Supreme Court rules in favour of mediation in Ayodhya land dispute case2 min read . Updated: 09 Mar 2019, 12:27 AM IST
- Supreme Court forms three-member mediation panel, led by F.M.I. Kalifulla, in the Ayodhya land dispute case
- The Ayodhya mediation process will begin in seven days and the panel will submit its first progress report in four weeks
New Delhi: The Supreme Court on Friday ordered a court-supervised mediation to resolve the Ram Janmabhoomi-Babri Masjid land dispute in the next eight weeks. The mediation process will begin within seven days and the three-member panel will submit its first progress report to the Supreme Court in four weeks. The mediation proceedings will take place at Faizabad, which adjoins Ayodhya in Uttar Pradesh.

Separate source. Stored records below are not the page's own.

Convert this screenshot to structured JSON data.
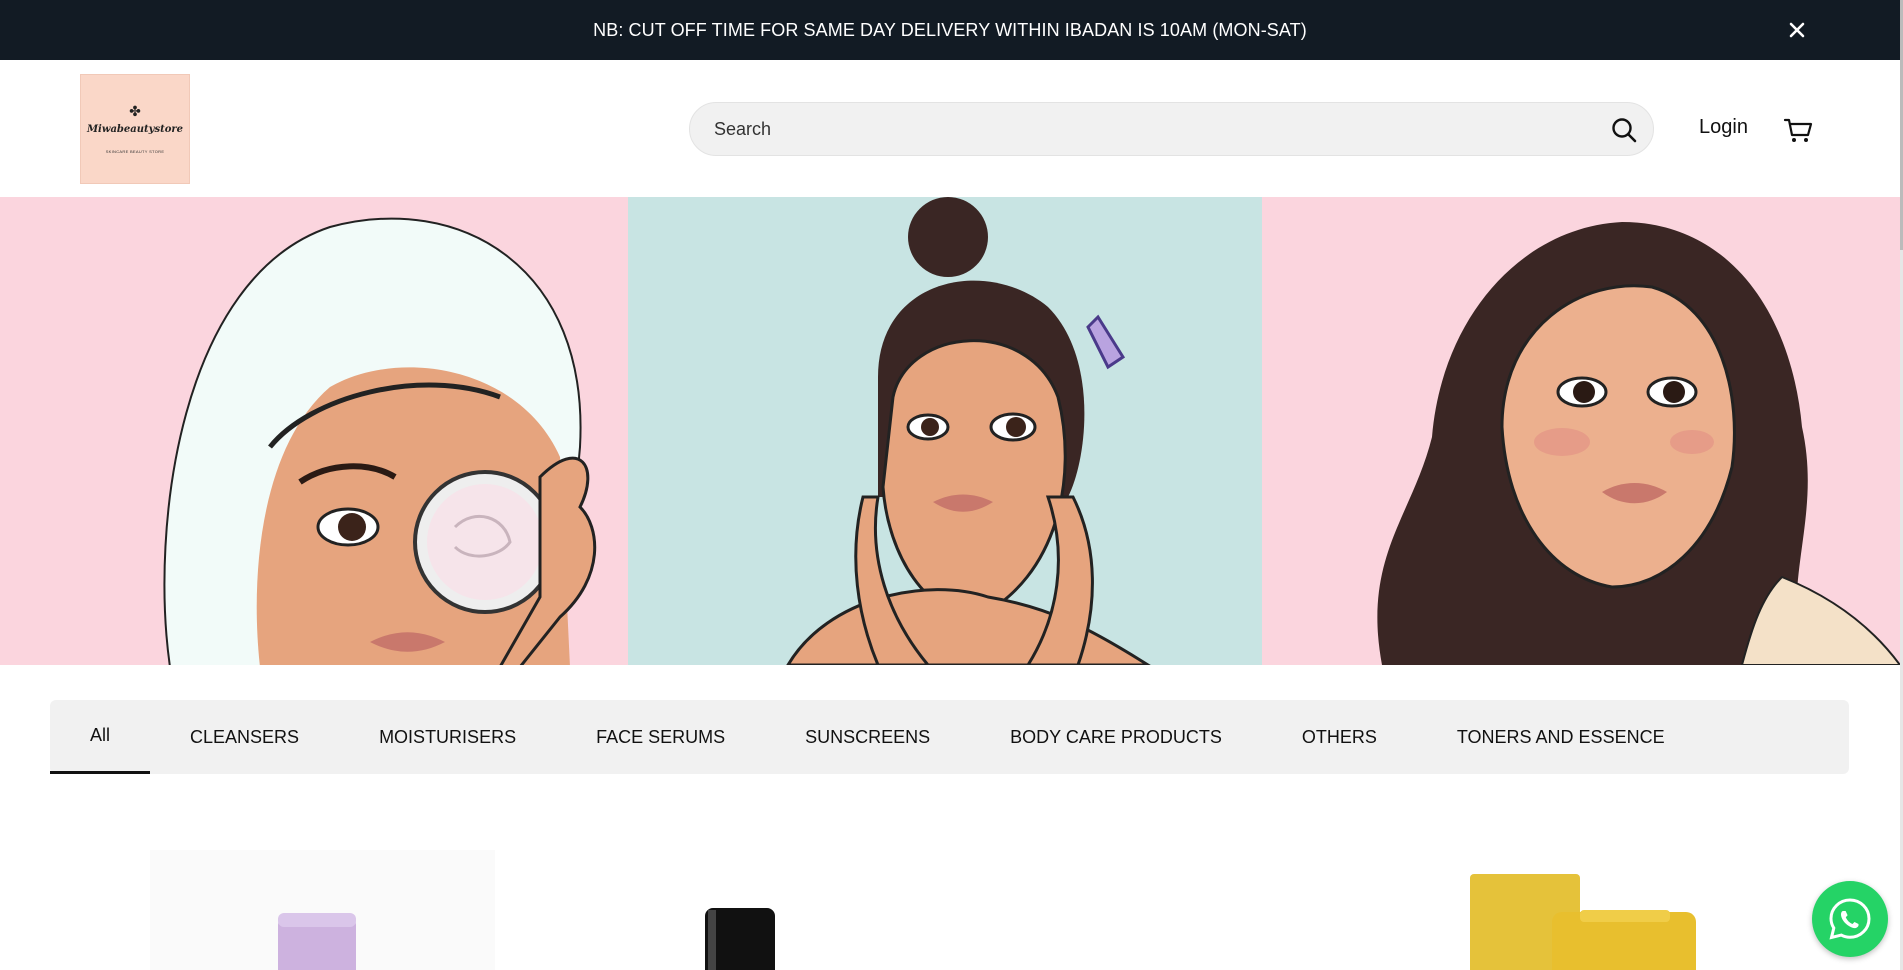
{
  "announcement": {
    "text": "NB: CUT OFF TIME FOR SAME DAY DELIVERY WITHIN IBADAN IS 10AM (MON-SAT)",
    "close_icon": "close-icon"
  },
  "header": {
    "logo": {
      "name": "Miwabeautystore",
      "tagline": "SKINCARE BEAUTY STORE"
    },
    "search": {
      "placeholder": "Search",
      "icon": "search-icon"
    },
    "login_label": "Login",
    "cart_icon": "cart-icon"
  },
  "hero": {
    "panels": [
      {
        "illustration": "woman-with-towel-holding-cream-jar",
        "background": "#fbd5de"
      },
      {
        "illustration": "woman-with-bun-touching-face",
        "background": "#c8e4e3"
      },
      {
        "illustration": "woman-with-long-wavy-hair",
        "background": "#fbd5de"
      }
    ]
  },
  "categories": {
    "active": "All",
    "items": [
      "All",
      "CLEANSERS",
      "MOISTURISERS",
      "FACE SERUMS",
      "SUNSCREENS",
      "BODY CARE PRODUCTS",
      "OTHERS",
      "TONERS AND ESSENCE"
    ]
  },
  "products": [
    {
      "image": "lilac-bottle"
    },
    {
      "image": "black-bottle"
    },
    {
      "image": "empty"
    },
    {
      "image": "facetheory-yellow-box-and-tube"
    }
  ],
  "whatsapp": {
    "icon": "whatsapp-icon"
  },
  "colors": {
    "announcement_bg": "#121b24",
    "hero_pink": "#fbd5de",
    "hero_teal": "#c8e4e3",
    "tab_bar_bg": "#f1f1f1",
    "whatsapp_green": "#25d366"
  }
}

A five-judge constitution bench, headed by Chief Justice Ranjan Gogoi, appointed former Supreme Court judge justice (retd) F.M.I. Kalifulla as the chairperson of the panel of mediators. The other two members are spiritual guru Sri Sri Ravi Shankar and senior advocate Sriram Panchu.
The move is significant as the apex court has effectively bought itself crucial time. The 17th general election, whose announcement is imminent, is set to conclude by early May. As a result, even if mediation fails and the case moves to trial, the verdict will come in only after the elections have concluded.
“We are of the view that the following panel of learned mediators should be appointed to go into the dispute with liberty to the learned mediators to co-opt other members of the panel, if so required," the Constitution bench said in its order.
Hindu bodies, except the Nirmohi Akhara, have opposed mediation, while Muslim bodies have supported it. The bench concluded the hearing on Wednesday after asking the stakeholders to propose mediators.
To ensure the success of the mediation process, the apex court directed that “utmost confidentiality" be maintained and barred both print and electronic media from reporting the proceedings.
The other members of the constitution bench are Supreme Court judges S.A. Bobde, D.Y. Chandrachud, Ashok Bhushan and S.A. Nazeer.
The legal developments are politically significant, particularly in Uttar Pradesh, which accounts for 80 Lok Sabha seats. The ruling Bharatiya Janata Party (BJP), in its 2014 manifesto, promised to “explore all possibilities within the framework of the Constitution to facilitate the construction of the Ram Temple in Ayodhya".
Almost all political parties on Friday welcomed the order, including the BJP, Congress, former Uttar Pradesh chief minister Mayawati-led Bahujan Samaj Party (BSP), the Nationalist Congress Party (NCP) and the Communist Party of India (Marxist), or CPM.
“Politically speaking, what the Supreme Court order does is it keeps the issue alive till elections and voting are on. A number of attempts at mediation have been made in the past. It will be interesting to see the outcome of the proceedings," said S.K. Dwivedi, former head of the political science department at Lucknow University.
“The order is also significant because it points out that the apex court is too not very keen on pronouncing a judgement on it as it is well aware that it is less of a legal issue and more a matter of sentiments and faith," he added.
According to PTI, 14 appeals have been filed in the apex court against a 2010 Allahabad high court judgement, delivered in four civil suits, that the 2.77-acre land in Ayodhya be partitioned equally among the Sunni Waqf Board, Nirmohi Akhara and “Ram Lalla".